Input material START

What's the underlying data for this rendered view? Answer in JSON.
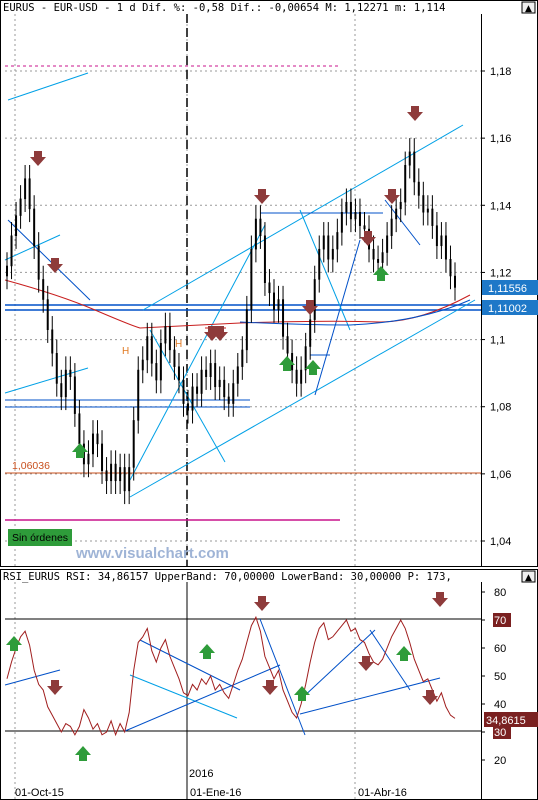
{
  "header": {
    "price_line": "EURUS - EUR-USD -   1 d Dif. %: -0,58 Dif.: -0,00654 M: 1,12271 m: 1,114",
    "rsi_line": "RSI_EURUS RSI: 34,86157 UpperBand: 70,00000 LowerBand: 30,00000 P: 173,"
  },
  "labels": {
    "support_level": "1,06036",
    "orders_badge": "Sin órdenes",
    "watermark": "www.visualchart.com",
    "h_left": "H",
    "h_right": "H"
  },
  "colors": {
    "candle": "#000000",
    "trend_light": "#00a0e6",
    "trend_dark": "#0050c8",
    "ma": "#c81e1e",
    "rsi": "#a01e1e",
    "up_arrow": "#2e9c3a",
    "down_arrow": "#8e3b3b",
    "support": "#c8501e",
    "magenta": "#c8148c",
    "badge_bg": "#2e9c3a",
    "price_box": "#1e78c8",
    "rsi_box": "#7a2020"
  },
  "chart_data": [
    {
      "type": "candlestick",
      "title": "EURUS - EUR-USD",
      "price_axis_ticks": [
        "1,18",
        "1,16",
        "1,14",
        "1,12",
        "1,1",
        "1,08",
        "1,06",
        "1,04"
      ],
      "ylim": [
        1.0325,
        1.1975
      ],
      "x_labels": [
        "01-Oct-15",
        "01-Ene-16",
        "01-Abr-16"
      ],
      "year_marker": "2016",
      "last_close": 1.114,
      "current_price_labels": [
        "1,11556",
        "1,11002"
      ],
      "support_value": 1.06036,
      "close_series": [
        1.122,
        1.131,
        1.137,
        1.142,
        1.148,
        1.139,
        1.128,
        1.118,
        1.112,
        1.103,
        1.096,
        1.087,
        1.083,
        1.091,
        1.089,
        1.078,
        1.069,
        1.063,
        1.066,
        1.072,
        1.069,
        1.061,
        1.058,
        1.063,
        1.058,
        1.062,
        1.055,
        1.062,
        1.076,
        1.091,
        1.094,
        1.101,
        1.093,
        1.088,
        1.099,
        1.104,
        1.097,
        1.092,
        1.088,
        1.081,
        1.079,
        1.086,
        1.084,
        1.091,
        1.089,
        1.093,
        1.086,
        1.088,
        1.083,
        1.081,
        1.087,
        1.092,
        1.097,
        1.109,
        1.127,
        1.136,
        1.131,
        1.117,
        1.114,
        1.109,
        1.112,
        1.101,
        1.096,
        1.091,
        1.087,
        1.091,
        1.098,
        1.106,
        1.118,
        1.127,
        1.131,
        1.124,
        1.127,
        1.132,
        1.138,
        1.141,
        1.136,
        1.138,
        1.134,
        1.133,
        1.127,
        1.124,
        1.123,
        1.126,
        1.131,
        1.136,
        1.139,
        1.141,
        1.152,
        1.156,
        1.147,
        1.143,
        1.138,
        1.139,
        1.134,
        1.128,
        1.131,
        1.124,
        1.119,
        1.1156
      ],
      "rsi": {
        "axis_ticks": [
          "80",
          "70",
          "60",
          "50",
          "40",
          "30",
          "20"
        ],
        "ylim": [
          14,
          84
        ],
        "upper_band": 70,
        "lower_band": 30,
        "last_value_label": "34,8615",
        "values": [
          49,
          55,
          60,
          64,
          66,
          61,
          52,
          47,
          45,
          39,
          36,
          33,
          30,
          33,
          32,
          29,
          32,
          38,
          35,
          31,
          33,
          29,
          30,
          34,
          29,
          33,
          30,
          37,
          52,
          62,
          64,
          67,
          59,
          55,
          60,
          63,
          57,
          53,
          49,
          44,
          43,
          47,
          45,
          49,
          47,
          50,
          45,
          47,
          44,
          42,
          47,
          52,
          56,
          62,
          68,
          71,
          66,
          57,
          53,
          49,
          52,
          45,
          41,
          37,
          35,
          40,
          47,
          55,
          62,
          67,
          69,
          63,
          64,
          66,
          68,
          70,
          66,
          67,
          63,
          62,
          58,
          55,
          54,
          56,
          60,
          64,
          67,
          70,
          67,
          62,
          56,
          52,
          48,
          49,
          45,
          41,
          44,
          39,
          36,
          34.86
        ]
      }
    }
  ]
}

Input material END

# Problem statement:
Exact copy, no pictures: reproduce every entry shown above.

# Task result:
What's the underlying data for this rendered view? Answer in JSON.
{
  "header": {
    "price_line": "EURUS - EUR-USD -   1 d Dif. %: -0,58 Dif.: -0,00654 M: 1,12271 m: 1,114",
    "rsi_line": "RSI_EURUS RSI: 34,86157 UpperBand: 70,00000 LowerBand: 30,00000 P: 173,"
  },
  "labels": {
    "support_level": "1,06036",
    "orders_badge": "Sin órdenes",
    "watermark": "www.visualchart.com",
    "h_left": "H",
    "h_right": "H"
  },
  "colors": {
    "candle": "#000000",
    "trend_light": "#00a0e6",
    "trend_dark": "#0050c8",
    "ma": "#c81e1e",
    "rsi": "#a01e1e",
    "up_arrow": "#2e9c3a",
    "down_arrow": "#8e3b3b",
    "support": "#c8501e",
    "magenta": "#c8148c",
    "badge_bg": "#2e9c3a",
    "price_box": "#1e78c8",
    "rsi_box": "#7a2020"
  },
  "chart_data": [
    {
      "type": "candlestick",
      "title": "EURUS - EUR-USD",
      "price_axis_ticks": [
        "1,18",
        "1,16",
        "1,14",
        "1,12",
        "1,1",
        "1,08",
        "1,06",
        "1,04"
      ],
      "ylim": [
        1.0325,
        1.1975
      ],
      "x_labels": [
        "01-Oct-15",
        "01-Ene-16",
        "01-Abr-16"
      ],
      "year_marker": "2016",
      "last_close": 1.114,
      "current_price_labels": [
        "1,11556",
        "1,11002"
      ],
      "support_value": 1.06036,
      "close_series": [
        1.122,
        1.131,
        1.137,
        1.142,
        1.148,
        1.139,
        1.128,
        1.118,
        1.112,
        1.103,
        1.096,
        1.087,
        1.083,
        1.091,
        1.089,
        1.078,
        1.069,
        1.063,
        1.066,
        1.072,
        1.069,
        1.061,
        1.058,
        1.063,
        1.058,
        1.062,
        1.055,
        1.062,
        1.076,
        1.091,
        1.094,
        1.101,
        1.093,
        1.088,
        1.099,
        1.104,
        1.097,
        1.092,
        1.088,
        1.081,
        1.079,
        1.086,
        1.084,
        1.091,
        1.089,
        1.093,
        1.086,
        1.088,
        1.083,
        1.081,
        1.087,
        1.092,
        1.097,
        1.109,
        1.127,
        1.136,
        1.131,
        1.117,
        1.114,
        1.109,
        1.112,
        1.101,
        1.096,
        1.091,
        1.087,
        1.091,
        1.098,
        1.106,
        1.118,
        1.127,
        1.131,
        1.124,
        1.127,
        1.132,
        1.138,
        1.141,
        1.136,
        1.138,
        1.134,
        1.133,
        1.127,
        1.124,
        1.123,
        1.126,
        1.131,
        1.136,
        1.139,
        1.141,
        1.152,
        1.156,
        1.147,
        1.143,
        1.138,
        1.139,
        1.134,
        1.128,
        1.131,
        1.124,
        1.119,
        1.1156
      ],
      "rsi": {
        "axis_ticks": [
          "80",
          "70",
          "60",
          "50",
          "40",
          "30",
          "20"
        ],
        "ylim": [
          14,
          84
        ],
        "upper_band": 70,
        "lower_band": 30,
        "last_value_label": "34,8615",
        "values": [
          49,
          55,
          60,
          64,
          66,
          61,
          52,
          47,
          45,
          39,
          36,
          33,
          30,
          33,
          32,
          29,
          32,
          38,
          35,
          31,
          33,
          29,
          30,
          34,
          29,
          33,
          30,
          37,
          52,
          62,
          64,
          67,
          59,
          55,
          60,
          63,
          57,
          53,
          49,
          44,
          43,
          47,
          45,
          49,
          47,
          50,
          45,
          47,
          44,
          42,
          47,
          52,
          56,
          62,
          68,
          71,
          66,
          57,
          53,
          49,
          52,
          45,
          41,
          37,
          35,
          40,
          47,
          55,
          62,
          67,
          69,
          63,
          64,
          66,
          68,
          70,
          66,
          67,
          63,
          62,
          58,
          55,
          54,
          56,
          60,
          64,
          67,
          70,
          67,
          62,
          56,
          52,
          48,
          49,
          45,
          41,
          44,
          39,
          36,
          34.86
        ]
      }
    }
  ]
}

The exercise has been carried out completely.